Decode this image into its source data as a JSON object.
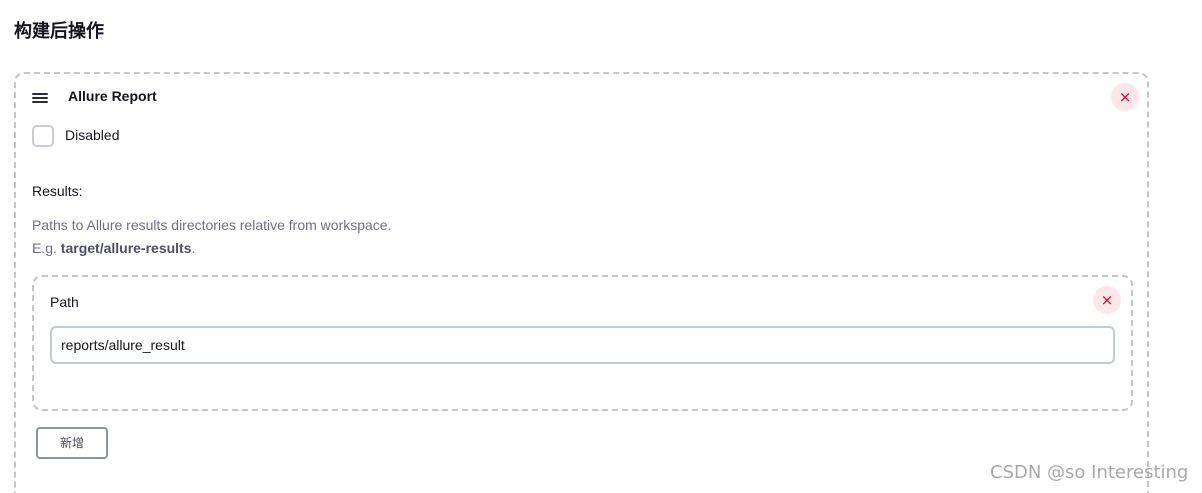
{
  "section": {
    "title": "构建后操作"
  },
  "step": {
    "title": "Allure Report",
    "close_glyph": "×",
    "disabled_label": "Disabled",
    "disabled_checked": false
  },
  "results": {
    "label": "Results:",
    "help_line1": "Paths to Allure results directories relative from workspace.",
    "help_line2_prefix": "E.g. ",
    "help_line2_example": "target/allure-results",
    "help_line2_suffix": "."
  },
  "path_entry": {
    "label": "Path",
    "value": "reports/allure_result",
    "close_glyph": "×"
  },
  "add_button": {
    "label": "新增"
  },
  "watermark": {
    "text": "CSDN @so  Interesting"
  },
  "colors": {
    "close_bg": "#fde7ea",
    "close_fg": "#e6001f",
    "dashed_border": "#c3c7cc",
    "help_text": "#6e6e8a"
  }
}
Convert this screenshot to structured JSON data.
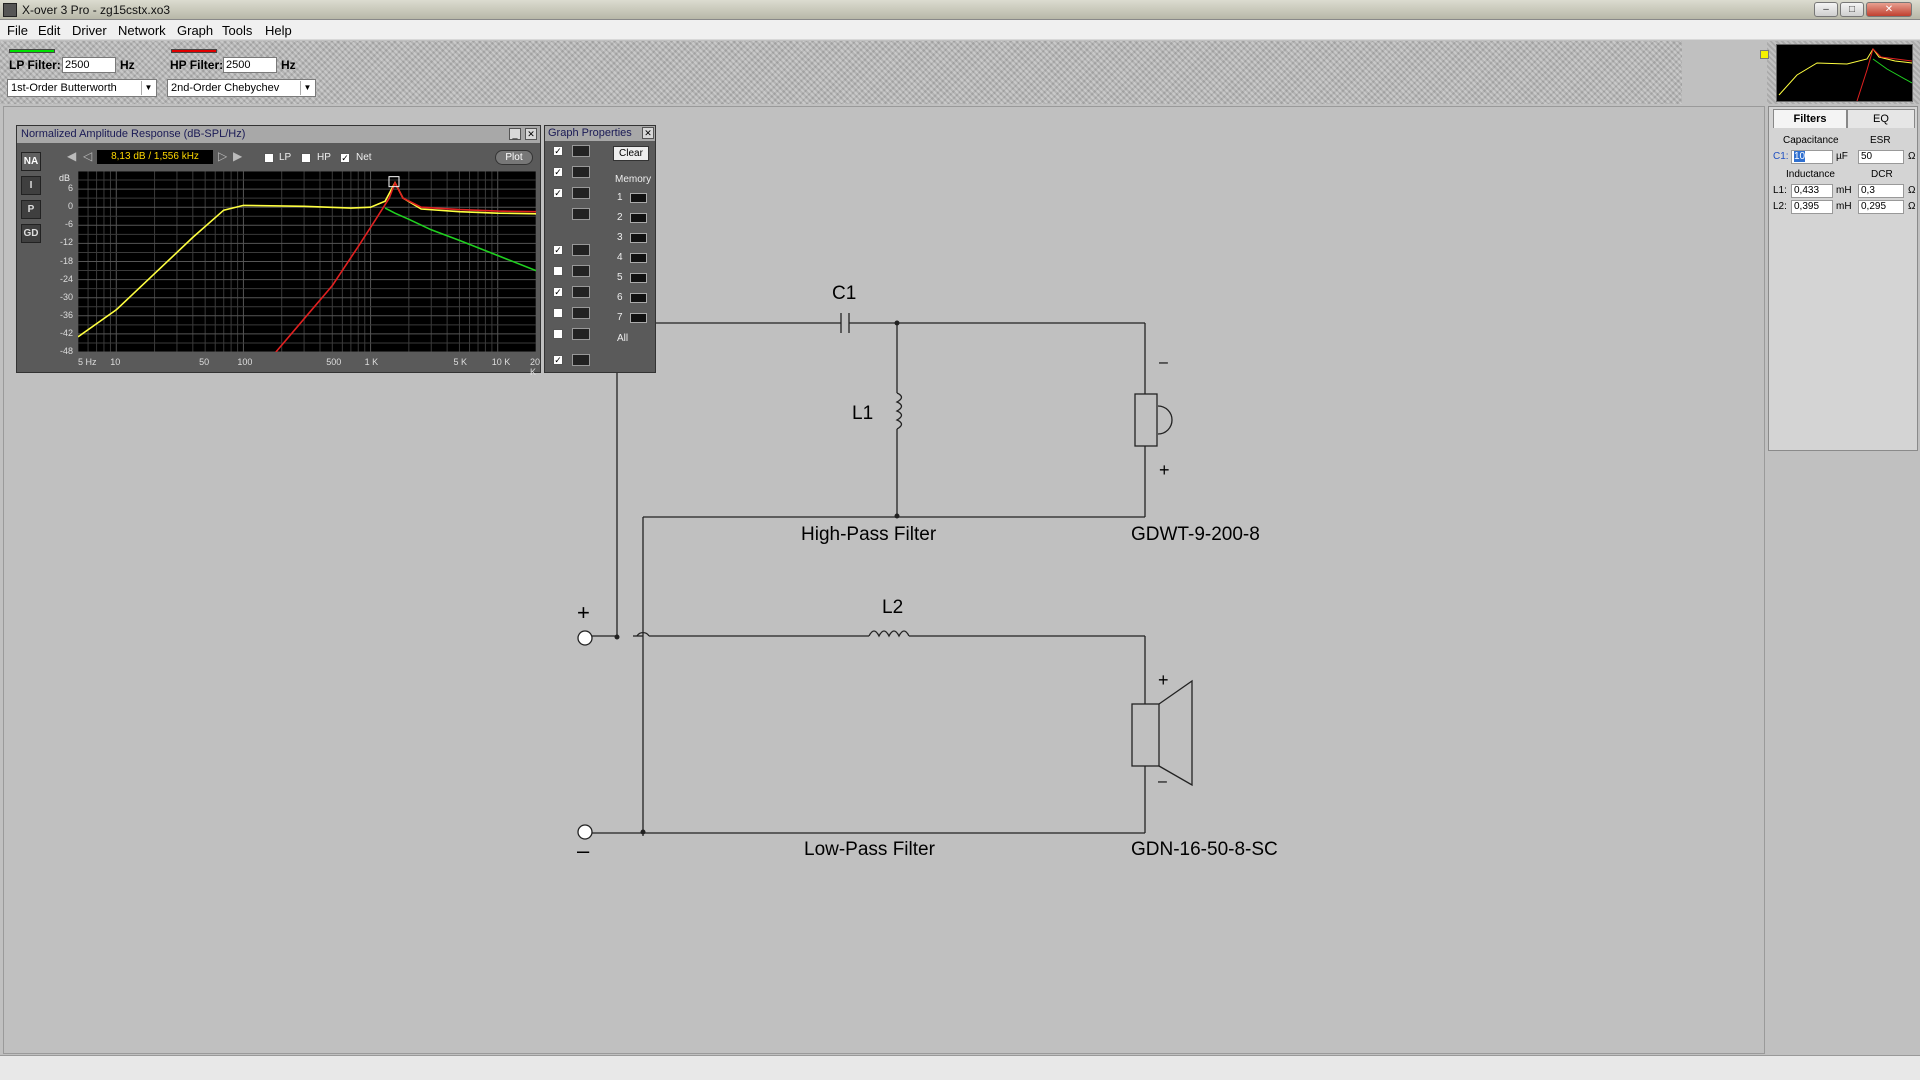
{
  "window": {
    "title": "X-over 3 Pro  -  zg15cstx.xo3",
    "min_label": "–",
    "max_label": "□",
    "close_label": "✕"
  },
  "menu": [
    "File",
    "Edit",
    "Driver",
    "Network",
    "Graph",
    "Tools",
    "Help"
  ],
  "lp_filter": {
    "label": "LP Filter:",
    "value": "2500",
    "unit": "Hz",
    "type": "1st-Order Butterworth",
    "color": "#00e000"
  },
  "hp_filter": {
    "label": "HP Filter:",
    "value": "2500",
    "unit": "Hz",
    "type": "2nd-Order Chebychev",
    "color": "#e00000"
  },
  "graph": {
    "title": "Normalized Amplitude Response (dB-SPL/Hz)",
    "readout": "8,13 dB / 1,556 kHz",
    "modes": [
      "NA",
      "I",
      "P",
      "GD"
    ],
    "checks": [
      {
        "label": "LP",
        "checked": false
      },
      {
        "label": "HP",
        "checked": false
      },
      {
        "label": "Net",
        "checked": true
      }
    ],
    "plot_label": "Plot",
    "y_unit": "dB",
    "close_label": "✕",
    "min_label": "_"
  },
  "chart_data": {
    "type": "line",
    "x_scale": "log",
    "xlim": [
      5,
      20000
    ],
    "ylim": [
      -48,
      12
    ],
    "x_ticks": [
      "5 Hz",
      "10",
      "50",
      "100",
      "500",
      "1 K",
      "5 K",
      "10 K",
      "20 K"
    ],
    "x_tick_values": [
      5,
      10,
      50,
      100,
      500,
      1000,
      5000,
      10000,
      20000
    ],
    "y_ticks": [
      "6",
      "0",
      "-6",
      "-12",
      "-18",
      "-24",
      "-30",
      "-36",
      "-42",
      "-48"
    ],
    "y_tick_values": [
      6,
      0,
      -6,
      -12,
      -18,
      -24,
      -30,
      -36,
      -42,
      -48
    ],
    "series": [
      {
        "color": "#ffff40",
        "points": [
          [
            5,
            -43
          ],
          [
            10,
            -34
          ],
          [
            20,
            -22
          ],
          [
            40,
            -10
          ],
          [
            70,
            -1
          ],
          [
            100,
            0.6
          ],
          [
            300,
            0.3
          ],
          [
            700,
            -0.3
          ],
          [
            1000,
            0
          ],
          [
            1300,
            2
          ],
          [
            1556,
            8.13
          ],
          [
            1800,
            3
          ],
          [
            2500,
            -0.6
          ],
          [
            5000,
            -1.5
          ],
          [
            10000,
            -2
          ],
          [
            20000,
            -2.2
          ]
        ]
      },
      {
        "color": "#e02020",
        "points": [
          [
            180,
            -48
          ],
          [
            300,
            -37
          ],
          [
            500,
            -26
          ],
          [
            800,
            -13
          ],
          [
            1100,
            -4
          ],
          [
            1400,
            3
          ],
          [
            1556,
            8.1
          ],
          [
            1800,
            3
          ],
          [
            2500,
            0
          ],
          [
            5000,
            -0.8
          ],
          [
            10000,
            -1.3
          ],
          [
            20000,
            -1.5
          ]
        ]
      },
      {
        "color": "#20d020",
        "points": [
          [
            1300,
            -0.3
          ],
          [
            1556,
            -2
          ],
          [
            2000,
            -4
          ],
          [
            3000,
            -7.5
          ],
          [
            5000,
            -11
          ],
          [
            10000,
            -16
          ],
          [
            20000,
            -21
          ]
        ]
      }
    ]
  },
  "graph_props": {
    "title": "Graph Properties",
    "clear_label": "Clear",
    "memory_label": "Memory",
    "memory_slots": [
      "1",
      "2",
      "3",
      "4",
      "5",
      "6",
      "7"
    ],
    "all_label": "All",
    "close_label": "✕"
  },
  "right_panel": {
    "tabs": [
      "Filters",
      "EQ"
    ],
    "cap_header": "Capacitance",
    "esr_header": "ESR",
    "ind_header": "Inductance",
    "dcr_header": "DCR",
    "c1": {
      "label": "C1:",
      "value": "10",
      "unit": "µF",
      "esr": "50",
      "esr_unit": "Ω"
    },
    "l1": {
      "label": "L1:",
      "value": "0,433",
      "unit": "mH",
      "dcr": "0,3",
      "dcr_unit": "Ω"
    },
    "l2": {
      "label": "L2:",
      "value": "0,395",
      "unit": "mH",
      "dcr": "0,295",
      "dcr_unit": "Ω"
    }
  },
  "schematic": {
    "c1_label": "C1",
    "l1_label": "L1",
    "l2_label": "L2",
    "hp_title": "High-Pass Filter",
    "lp_title": "Low-Pass Filter",
    "tweeter": "GDWT-9-200-8",
    "woofer": "GDN-16-50-8-SC",
    "plus": "+",
    "minus": "–"
  }
}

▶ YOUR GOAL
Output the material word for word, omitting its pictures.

▶ WRITTEN RESPONSE
Decode this image into its source data as a JSON object.
{
  "section": {
    "title": "构建后操作"
  },
  "step": {
    "title": "Allure Report",
    "close_glyph": "×",
    "disabled_label": "Disabled",
    "disabled_checked": false
  },
  "results": {
    "label": "Results:",
    "help_line1": "Paths to Allure results directories relative from workspace.",
    "help_line2_prefix": "E.g. ",
    "help_line2_example": "target/allure-results",
    "help_line2_suffix": "."
  },
  "path_entry": {
    "label": "Path",
    "value": "reports/allure_result",
    "close_glyph": "×"
  },
  "add_button": {
    "label": "新增"
  },
  "watermark": {
    "text": "CSDN @so  Interesting"
  },
  "colors": {
    "close_bg": "#fde7ea",
    "close_fg": "#e6001f",
    "dashed_border": "#c3c7cc",
    "help_text": "#6e6e8a"
  }
}
Convert this screenshot to structured JSON data.
{
  "window": {
    "title": "X-over 3 Pro  -  zg15cstx.xo3",
    "min_label": "–",
    "max_label": "□",
    "close_label": "✕"
  },
  "menu": [
    "File",
    "Edit",
    "Driver",
    "Network",
    "Graph",
    "Tools",
    "Help"
  ],
  "lp_filter": {
    "label": "LP Filter:",
    "value": "2500",
    "unit": "Hz",
    "type": "1st-Order Butterworth",
    "color": "#00e000"
  },
  "hp_filter": {
    "label": "HP Filter:",
    "value": "2500",
    "unit": "Hz",
    "type": "2nd-Order Chebychev",
    "color": "#e00000"
  },
  "graph": {
    "title": "Normalized Amplitude Response (dB-SPL/Hz)",
    "readout": "8,13 dB / 1,556 kHz",
    "modes": [
      "NA",
      "I",
      "P",
      "GD"
    ],
    "checks": [
      {
        "label": "LP",
        "checked": false
      },
      {
        "label": "HP",
        "checked": false
      },
      {
        "label": "Net",
        "checked": true
      }
    ],
    "plot_label": "Plot",
    "y_unit": "dB",
    "close_label": "✕",
    "min_label": "_"
  },
  "chart_data": {
    "type": "line",
    "x_scale": "log",
    "xlim": [
      5,
      20000
    ],
    "ylim": [
      -48,
      12
    ],
    "x_ticks": [
      "5 Hz",
      "10",
      "50",
      "100",
      "500",
      "1 K",
      "5 K",
      "10 K",
      "20 K"
    ],
    "x_tick_values": [
      5,
      10,
      50,
      100,
      500,
      1000,
      5000,
      10000,
      20000
    ],
    "y_ticks": [
      "6",
      "0",
      "-6",
      "-12",
      "-18",
      "-24",
      "-30",
      "-36",
      "-42",
      "-48"
    ],
    "y_tick_values": [
      6,
      0,
      -6,
      -12,
      -18,
      -24,
      -30,
      -36,
      -42,
      -48
    ],
    "series": [
      {
        "color": "#ffff40",
        "points": [
          [
            5,
            -43
          ],
          [
            10,
            -34
          ],
          [
            20,
            -22
          ],
          [
            40,
            -10
          ],
          [
            70,
            -1
          ],
          [
            100,
            0.6
          ],
          [
            300,
            0.3
          ],
          [
            700,
            -0.3
          ],
          [
            1000,
            0
          ],
          [
            1300,
            2
          ],
          [
            1556,
            8.13
          ],
          [
            1800,
            3
          ],
          [
            2500,
            -0.6
          ],
          [
            5000,
            -1.5
          ],
          [
            10000,
            -2
          ],
          [
            20000,
            -2.2
          ]
        ]
      },
      {
        "color": "#e02020",
        "points": [
          [
            180,
            -48
          ],
          [
            300,
            -37
          ],
          [
            500,
            -26
          ],
          [
            800,
            -13
          ],
          [
            1100,
            -4
          ],
          [
            1400,
            3
          ],
          [
            1556,
            8.1
          ],
          [
            1800,
            3
          ],
          [
            2500,
            0
          ],
          [
            5000,
            -0.8
          ],
          [
            10000,
            -1.3
          ],
          [
            20000,
            -1.5
          ]
        ]
      },
      {
        "color": "#20d020",
        "points": [
          [
            1300,
            -0.3
          ],
          [
            1556,
            -2
          ],
          [
            2000,
            -4
          ],
          [
            3000,
            -7.5
          ],
          [
            5000,
            -11
          ],
          [
            10000,
            -16
          ],
          [
            20000,
            -21
          ]
        ]
      }
    ]
  },
  "graph_props": {
    "title": "Graph Properties",
    "clear_label": "Clear",
    "memory_label": "Memory",
    "memory_slots": [
      "1",
      "2",
      "3",
      "4",
      "5",
      "6",
      "7"
    ],
    "all_label": "All",
    "close_label": "✕"
  },
  "right_panel": {
    "tabs": [
      "Filters",
      "EQ"
    ],
    "cap_header": "Capacitance",
    "esr_header": "ESR",
    "ind_header": "Inductance",
    "dcr_header": "DCR",
    "c1": {
      "label": "C1:",
      "value": "10",
      "unit": "µF",
      "esr": "50",
      "esr_unit": "Ω"
    },
    "l1": {
      "label": "L1:",
      "value": "0,433",
      "unit": "mH",
      "dcr": "0,3",
      "dcr_unit": "Ω"
    },
    "l2": {
      "label": "L2:",
      "value": "0,395",
      "unit": "mH",
      "dcr": "0,295",
      "dcr_unit": "Ω"
    }
  },
  "schematic": {
    "c1_label": "C1",
    "l1_label": "L1",
    "l2_label": "L2",
    "hp_title": "High-Pass Filter",
    "lp_title": "Low-Pass Filter",
    "tweeter": "GDWT-9-200-8",
    "woofer": "GDN-16-50-8-SC",
    "plus": "+",
    "minus": "–"
  }
}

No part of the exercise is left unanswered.